Records for processing:
##############################

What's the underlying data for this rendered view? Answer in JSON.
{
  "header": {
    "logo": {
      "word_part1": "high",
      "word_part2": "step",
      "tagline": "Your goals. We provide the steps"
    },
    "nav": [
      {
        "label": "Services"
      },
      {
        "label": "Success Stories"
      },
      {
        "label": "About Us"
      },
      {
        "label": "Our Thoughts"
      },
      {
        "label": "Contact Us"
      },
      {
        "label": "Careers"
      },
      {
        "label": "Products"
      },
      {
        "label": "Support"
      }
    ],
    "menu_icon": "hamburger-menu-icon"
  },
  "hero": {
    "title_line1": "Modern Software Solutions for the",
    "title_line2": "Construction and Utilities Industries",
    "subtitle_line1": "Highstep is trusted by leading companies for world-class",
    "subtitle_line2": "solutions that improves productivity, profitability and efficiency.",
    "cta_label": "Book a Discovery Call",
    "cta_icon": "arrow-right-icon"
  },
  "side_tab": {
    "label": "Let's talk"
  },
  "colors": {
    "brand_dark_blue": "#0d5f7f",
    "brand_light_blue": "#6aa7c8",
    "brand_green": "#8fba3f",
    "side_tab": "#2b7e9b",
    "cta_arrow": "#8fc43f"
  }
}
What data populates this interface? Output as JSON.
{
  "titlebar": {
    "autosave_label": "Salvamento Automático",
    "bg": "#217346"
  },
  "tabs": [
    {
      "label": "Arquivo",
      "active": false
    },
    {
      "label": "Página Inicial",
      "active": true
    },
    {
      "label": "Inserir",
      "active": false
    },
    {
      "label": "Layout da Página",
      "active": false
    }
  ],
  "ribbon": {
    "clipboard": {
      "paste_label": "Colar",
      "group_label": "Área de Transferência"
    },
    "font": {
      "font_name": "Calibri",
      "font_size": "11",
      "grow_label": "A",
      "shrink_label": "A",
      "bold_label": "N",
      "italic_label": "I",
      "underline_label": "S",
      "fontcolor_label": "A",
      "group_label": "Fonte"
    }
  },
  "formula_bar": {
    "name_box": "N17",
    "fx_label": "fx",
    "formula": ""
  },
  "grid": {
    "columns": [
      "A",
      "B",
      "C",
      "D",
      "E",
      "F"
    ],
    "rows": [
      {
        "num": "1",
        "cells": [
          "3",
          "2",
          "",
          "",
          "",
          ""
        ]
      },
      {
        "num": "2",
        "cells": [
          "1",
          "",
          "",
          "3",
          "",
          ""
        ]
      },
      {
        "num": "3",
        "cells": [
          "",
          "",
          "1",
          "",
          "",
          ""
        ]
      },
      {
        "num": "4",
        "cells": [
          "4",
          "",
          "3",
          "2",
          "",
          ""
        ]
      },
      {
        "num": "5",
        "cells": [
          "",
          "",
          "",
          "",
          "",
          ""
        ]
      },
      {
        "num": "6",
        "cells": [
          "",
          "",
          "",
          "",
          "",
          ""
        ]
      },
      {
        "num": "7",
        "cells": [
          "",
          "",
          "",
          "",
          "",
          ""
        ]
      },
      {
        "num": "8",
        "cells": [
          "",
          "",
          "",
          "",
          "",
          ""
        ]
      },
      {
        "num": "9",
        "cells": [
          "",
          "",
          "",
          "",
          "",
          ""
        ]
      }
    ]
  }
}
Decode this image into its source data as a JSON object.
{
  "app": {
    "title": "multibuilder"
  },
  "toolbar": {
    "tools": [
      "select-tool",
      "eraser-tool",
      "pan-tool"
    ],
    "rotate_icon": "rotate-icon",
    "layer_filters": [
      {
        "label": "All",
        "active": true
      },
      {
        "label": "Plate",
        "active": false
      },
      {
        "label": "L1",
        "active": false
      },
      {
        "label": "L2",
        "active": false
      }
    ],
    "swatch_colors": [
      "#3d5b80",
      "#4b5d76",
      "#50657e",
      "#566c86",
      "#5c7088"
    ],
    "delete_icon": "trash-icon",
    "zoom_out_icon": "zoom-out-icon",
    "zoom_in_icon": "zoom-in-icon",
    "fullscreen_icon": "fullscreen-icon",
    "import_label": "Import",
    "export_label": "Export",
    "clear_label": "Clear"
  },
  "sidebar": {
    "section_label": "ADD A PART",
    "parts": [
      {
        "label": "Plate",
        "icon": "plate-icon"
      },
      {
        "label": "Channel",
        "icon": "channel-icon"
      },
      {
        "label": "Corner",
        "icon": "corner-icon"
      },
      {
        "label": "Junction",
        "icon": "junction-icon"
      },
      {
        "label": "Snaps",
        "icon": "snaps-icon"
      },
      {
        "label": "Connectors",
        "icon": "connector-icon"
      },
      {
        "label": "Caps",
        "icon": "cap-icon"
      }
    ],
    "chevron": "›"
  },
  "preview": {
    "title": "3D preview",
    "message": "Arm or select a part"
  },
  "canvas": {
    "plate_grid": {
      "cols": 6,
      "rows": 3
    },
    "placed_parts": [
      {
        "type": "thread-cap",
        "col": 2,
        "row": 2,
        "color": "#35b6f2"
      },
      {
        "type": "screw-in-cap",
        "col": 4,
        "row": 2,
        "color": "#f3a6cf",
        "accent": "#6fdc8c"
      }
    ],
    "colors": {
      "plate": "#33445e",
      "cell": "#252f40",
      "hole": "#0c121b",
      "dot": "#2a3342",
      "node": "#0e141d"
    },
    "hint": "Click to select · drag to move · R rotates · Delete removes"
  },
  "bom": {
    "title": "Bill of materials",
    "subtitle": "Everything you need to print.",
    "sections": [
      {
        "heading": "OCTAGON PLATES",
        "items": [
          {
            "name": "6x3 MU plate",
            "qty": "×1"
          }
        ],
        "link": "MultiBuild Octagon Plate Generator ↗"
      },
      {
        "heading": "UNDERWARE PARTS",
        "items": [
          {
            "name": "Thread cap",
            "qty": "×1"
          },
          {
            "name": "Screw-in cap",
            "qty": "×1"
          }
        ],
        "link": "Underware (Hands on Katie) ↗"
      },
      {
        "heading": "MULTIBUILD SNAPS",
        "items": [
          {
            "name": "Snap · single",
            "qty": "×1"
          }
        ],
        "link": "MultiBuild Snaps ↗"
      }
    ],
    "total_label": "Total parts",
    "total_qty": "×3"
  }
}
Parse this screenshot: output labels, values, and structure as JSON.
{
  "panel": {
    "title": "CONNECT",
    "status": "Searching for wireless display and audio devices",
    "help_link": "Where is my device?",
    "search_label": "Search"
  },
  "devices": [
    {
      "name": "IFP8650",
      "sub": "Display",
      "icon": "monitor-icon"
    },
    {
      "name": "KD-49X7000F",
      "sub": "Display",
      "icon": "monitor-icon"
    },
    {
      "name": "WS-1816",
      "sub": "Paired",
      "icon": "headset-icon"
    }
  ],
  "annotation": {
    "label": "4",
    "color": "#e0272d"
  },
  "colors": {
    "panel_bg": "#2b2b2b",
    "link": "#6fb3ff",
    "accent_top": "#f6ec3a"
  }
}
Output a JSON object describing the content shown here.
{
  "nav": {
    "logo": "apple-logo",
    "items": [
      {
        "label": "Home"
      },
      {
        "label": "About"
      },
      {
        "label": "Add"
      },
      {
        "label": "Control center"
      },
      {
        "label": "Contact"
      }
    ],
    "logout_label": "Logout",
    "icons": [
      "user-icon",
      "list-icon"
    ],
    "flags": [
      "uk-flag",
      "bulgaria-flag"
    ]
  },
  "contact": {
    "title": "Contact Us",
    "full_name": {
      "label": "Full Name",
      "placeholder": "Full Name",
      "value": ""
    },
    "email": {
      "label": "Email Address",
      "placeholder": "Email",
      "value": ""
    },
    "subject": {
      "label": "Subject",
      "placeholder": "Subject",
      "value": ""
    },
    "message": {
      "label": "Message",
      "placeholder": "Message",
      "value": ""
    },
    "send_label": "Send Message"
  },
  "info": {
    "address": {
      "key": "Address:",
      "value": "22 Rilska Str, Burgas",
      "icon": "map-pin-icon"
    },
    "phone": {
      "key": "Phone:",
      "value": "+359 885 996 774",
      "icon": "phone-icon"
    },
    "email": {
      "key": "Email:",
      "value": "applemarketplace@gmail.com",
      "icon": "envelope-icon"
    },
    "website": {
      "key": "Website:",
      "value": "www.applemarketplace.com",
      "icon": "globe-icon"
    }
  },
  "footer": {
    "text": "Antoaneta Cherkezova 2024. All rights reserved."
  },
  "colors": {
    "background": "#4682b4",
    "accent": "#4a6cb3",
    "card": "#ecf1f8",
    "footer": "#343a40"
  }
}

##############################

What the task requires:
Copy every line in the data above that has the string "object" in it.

Answer for the task:
Decode this image into its source data as a JSON object.
Output a JSON object describing the content shown here.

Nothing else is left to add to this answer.